Top of Raw data

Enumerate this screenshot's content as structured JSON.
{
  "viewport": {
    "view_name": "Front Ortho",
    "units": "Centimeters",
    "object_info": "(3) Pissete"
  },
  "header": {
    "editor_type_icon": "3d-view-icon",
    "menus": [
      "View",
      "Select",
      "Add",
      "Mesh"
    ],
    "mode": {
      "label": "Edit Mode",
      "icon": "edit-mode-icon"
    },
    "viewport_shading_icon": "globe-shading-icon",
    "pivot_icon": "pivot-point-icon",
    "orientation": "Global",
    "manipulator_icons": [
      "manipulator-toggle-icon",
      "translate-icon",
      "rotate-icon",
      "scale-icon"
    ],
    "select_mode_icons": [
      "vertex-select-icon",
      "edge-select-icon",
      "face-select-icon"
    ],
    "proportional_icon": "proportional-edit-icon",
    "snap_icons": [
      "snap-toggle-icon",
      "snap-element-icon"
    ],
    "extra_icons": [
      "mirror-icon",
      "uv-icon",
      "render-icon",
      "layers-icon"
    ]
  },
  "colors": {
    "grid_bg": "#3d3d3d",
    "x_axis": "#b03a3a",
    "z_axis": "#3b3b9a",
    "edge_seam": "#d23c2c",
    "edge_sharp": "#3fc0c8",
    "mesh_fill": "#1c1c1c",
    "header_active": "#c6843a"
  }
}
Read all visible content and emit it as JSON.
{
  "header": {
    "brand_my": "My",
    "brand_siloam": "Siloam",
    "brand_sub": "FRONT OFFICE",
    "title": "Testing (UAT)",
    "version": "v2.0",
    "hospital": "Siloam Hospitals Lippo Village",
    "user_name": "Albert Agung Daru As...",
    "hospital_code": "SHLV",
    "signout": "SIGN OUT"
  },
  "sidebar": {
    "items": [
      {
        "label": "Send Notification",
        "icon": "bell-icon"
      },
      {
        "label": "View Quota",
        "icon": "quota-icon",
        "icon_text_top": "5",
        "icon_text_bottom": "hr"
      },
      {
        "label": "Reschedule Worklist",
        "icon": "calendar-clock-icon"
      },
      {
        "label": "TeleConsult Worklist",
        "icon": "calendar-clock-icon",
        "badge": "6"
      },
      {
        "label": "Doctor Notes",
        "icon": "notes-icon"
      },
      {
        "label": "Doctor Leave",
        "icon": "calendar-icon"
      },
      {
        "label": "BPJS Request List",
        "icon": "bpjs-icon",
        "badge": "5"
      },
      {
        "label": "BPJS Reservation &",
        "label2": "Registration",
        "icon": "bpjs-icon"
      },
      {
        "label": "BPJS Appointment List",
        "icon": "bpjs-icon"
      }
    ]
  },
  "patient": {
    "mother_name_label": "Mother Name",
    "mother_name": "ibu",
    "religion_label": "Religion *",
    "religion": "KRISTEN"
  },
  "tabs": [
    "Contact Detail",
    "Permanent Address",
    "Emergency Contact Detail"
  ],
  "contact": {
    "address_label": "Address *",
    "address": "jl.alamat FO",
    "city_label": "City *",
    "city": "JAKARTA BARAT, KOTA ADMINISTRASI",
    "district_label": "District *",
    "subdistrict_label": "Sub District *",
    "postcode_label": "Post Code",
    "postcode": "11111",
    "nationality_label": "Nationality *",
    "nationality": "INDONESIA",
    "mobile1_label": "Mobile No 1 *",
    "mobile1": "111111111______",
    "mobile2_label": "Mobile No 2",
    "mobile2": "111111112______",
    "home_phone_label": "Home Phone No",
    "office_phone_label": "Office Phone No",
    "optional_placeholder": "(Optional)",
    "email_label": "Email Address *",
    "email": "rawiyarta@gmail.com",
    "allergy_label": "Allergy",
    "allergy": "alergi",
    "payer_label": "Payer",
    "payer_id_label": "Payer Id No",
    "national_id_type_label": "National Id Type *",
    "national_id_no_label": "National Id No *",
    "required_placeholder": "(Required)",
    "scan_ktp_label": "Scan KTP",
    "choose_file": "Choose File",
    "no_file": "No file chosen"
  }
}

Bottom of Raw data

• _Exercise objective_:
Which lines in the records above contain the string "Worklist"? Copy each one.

• _Answer to this exercise_:
        "label": "Reschedule Worklist",
        "label": "TeleConsult Worklist",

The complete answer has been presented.